WHY is it that some patients seem to struggle to follow medical advice or fail to take prescriptions as ordered? The cause of patient non-compliance is the subject of much debate in the UK and beyond. The World Health Organisation estimated in 2003 that only about half of patients with chronic diseases living in developed countries followed treatment recommendations.
Some doctors may suspect non-compliant patients are acting irrationally or being wilfully disobedient but it is likely there are other factors at work. One element to consider is a simple communication failure – where doctors issue unclear or ambiguous instructions that risk being misunderstood or misinterpreted.
Professor Theo Raynor and his colleagues at Leeds-based Luto Research have recently looked at this issue in relation to the wording of medicine labels. When drug information leaflets are misplaced, Professor Raynor says, the label on a particular medicine “plays a very important part in guiding people’s behaviour.”
His team’s research found that the word “drowsiness”, for example, was not always readily understood and should be replaced with the phrase: “This medicine makes you sleepy.” He found similar results for the instruction “Avoid alcoholic drink” – where some people thought it only meant they should limit their alcohol intake – and suggested it be replaced with: “Do not drink alcohol while taking this medicine.”
In light of this research, the British National Formulary announced last month that it is recommending medicine labels should be improved “to ensure the wording is better understood by patients.” Terminology should be simpler and more precise, the study found, and changes are likely to come into force within six months.
A cause for complaint
These recommendations can be applied to more than just medicine labels. It is crucial that doctors are clear and precise when issuing any written or verbal patient instructions – particularly when consulting over the phone. MDDUS is aware of a number of cases where unclear or ambiguous patient instructions have led to negative outcomes and given rise to a patient complaint.

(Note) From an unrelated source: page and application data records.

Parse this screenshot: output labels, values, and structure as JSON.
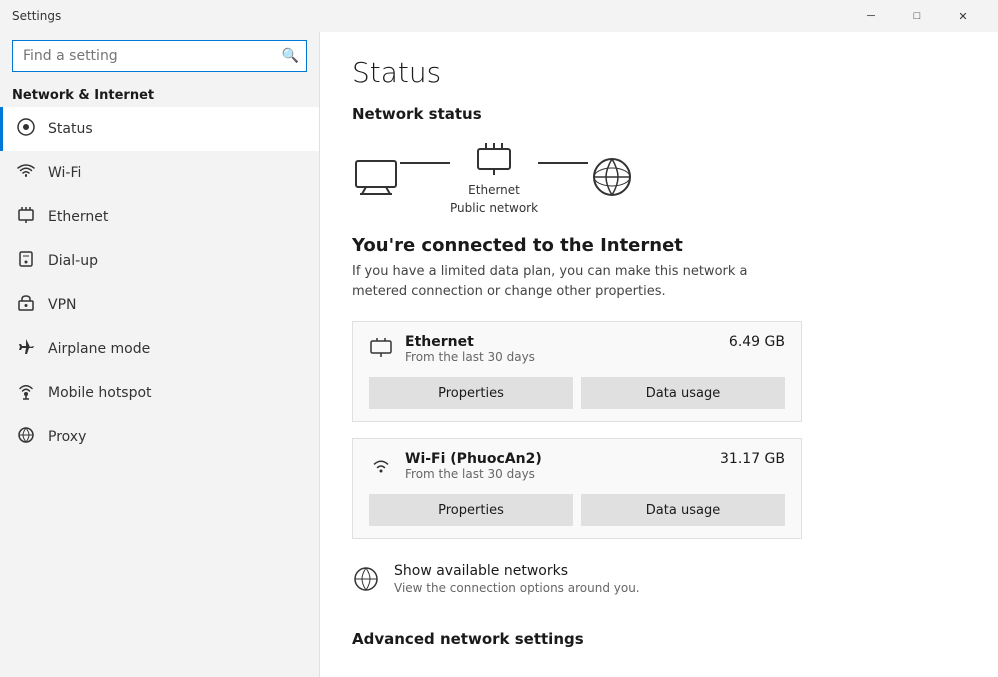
{
  "titlebar": {
    "title": "Settings",
    "minimize_label": "─",
    "maximize_label": "□",
    "close_label": "✕"
  },
  "sidebar": {
    "search_placeholder": "Find a setting",
    "category_label": "Network & Internet",
    "items": [
      {
        "id": "status",
        "label": "Status",
        "icon": "⊙",
        "active": true
      },
      {
        "id": "wifi",
        "label": "Wi-Fi",
        "icon": "wifi",
        "active": false
      },
      {
        "id": "ethernet",
        "label": "Ethernet",
        "icon": "ethernet",
        "active": false
      },
      {
        "id": "dialup",
        "label": "Dial-up",
        "icon": "phone",
        "active": false
      },
      {
        "id": "vpn",
        "label": "VPN",
        "icon": "vpn",
        "active": false
      },
      {
        "id": "airplane",
        "label": "Airplane mode",
        "icon": "airplane",
        "active": false
      },
      {
        "id": "hotspot",
        "label": "Mobile hotspot",
        "icon": "hotspot",
        "active": false
      },
      {
        "id": "proxy",
        "label": "Proxy",
        "icon": "proxy",
        "active": false
      }
    ]
  },
  "content": {
    "page_title": "Status",
    "network_status_title": "Network status",
    "diagram": {
      "ethernet_label": "Ethernet",
      "ethernet_sub": "Public network"
    },
    "connection_heading": "You're connected to the Internet",
    "connection_desc": "If you have a limited data plan, you can make this network a metered connection or change other properties.",
    "network_cards": [
      {
        "id": "ethernet",
        "name": "Ethernet",
        "sub": "From the last 30 days",
        "usage": "6.49 GB",
        "properties_label": "Properties",
        "data_usage_label": "Data usage"
      },
      {
        "id": "wifi",
        "name": "Wi-Fi (PhuocAn2)",
        "sub": "From the last 30 days",
        "usage": "31.17 GB",
        "properties_label": "Properties",
        "data_usage_label": "Data usage"
      }
    ],
    "show_networks": {
      "title": "Show available networks",
      "desc": "View the connection options around you."
    },
    "advanced_title": "Advanced network settings"
  }
}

One significant risk area relates to advice about medication. Particular care should be taken when advising patients on how and when to take their medication and doctors should be as precise as they can about timings and quantities. Instead of instructing a patient to take pills “at meal times”, consider narrowing this down to a more specific time frame, ie: “Take one tablet within two hours of eating a meal”. Check the patient has understood by summarising your instructions at the end of the consultation. Some patients who fail to take their medicine may simply not understand how or when to take it or, indeed, why they should take it.
Another risk area involves advising patients when to return for further treatment. One case handled by MDDUS involved a patient with gastrointestinal problems who was told by his GP to “come back if the symptoms get worse”. His symptoms persisted over several days but, because they had not worsened, he didn’t return to his GP. This resulted in a prolonged illness and the patient went on to lodge a complaint of negligence against the GP. In this case, the doctor should have told the patient to come back within a given time frame if the symptoms continue or worsen. It helps to be as precise as possible. This is particularly important in cases that can change or progress rapidly, such as febrile illness in children. In these cases, it may be helpful to advise the patient seek further treatment within a given number of hours/days if their fever doesn’t fall below a certain level.
The need for clarity is heightened when doctors are consulting patients by phone. In the absence of a physical examination, doctors must make sure the patient is clear about what they should do if things do not improve or deteriorate. Ask more questions than normal, speak slowly and clearly and consider asking the patient to write down the details of any agreed management plan.
When giving patients advice or instructions, doctors must always make comprehensive notes reflecting what is discussed and the specific advice given. In the event of a patient complaint, medical notes may prove an important piece of evidence in the doctor’s defence.
In patients with a record of non-compliance, be sure systems are in place to follow-up on their treatment to minimise the chance of missed appointments, test results and so on. Consider taking extra time to discuss treatment to root out possible reasons for non-compliance. As before, note any discussions in the patient’s record.
ACTION Give clear, precise patient instructions and ensure the patient has understood, and take comprehensive notes of what is discussed/advised. Be aware that non-compliant patients may simply require instructions that are easier to understand.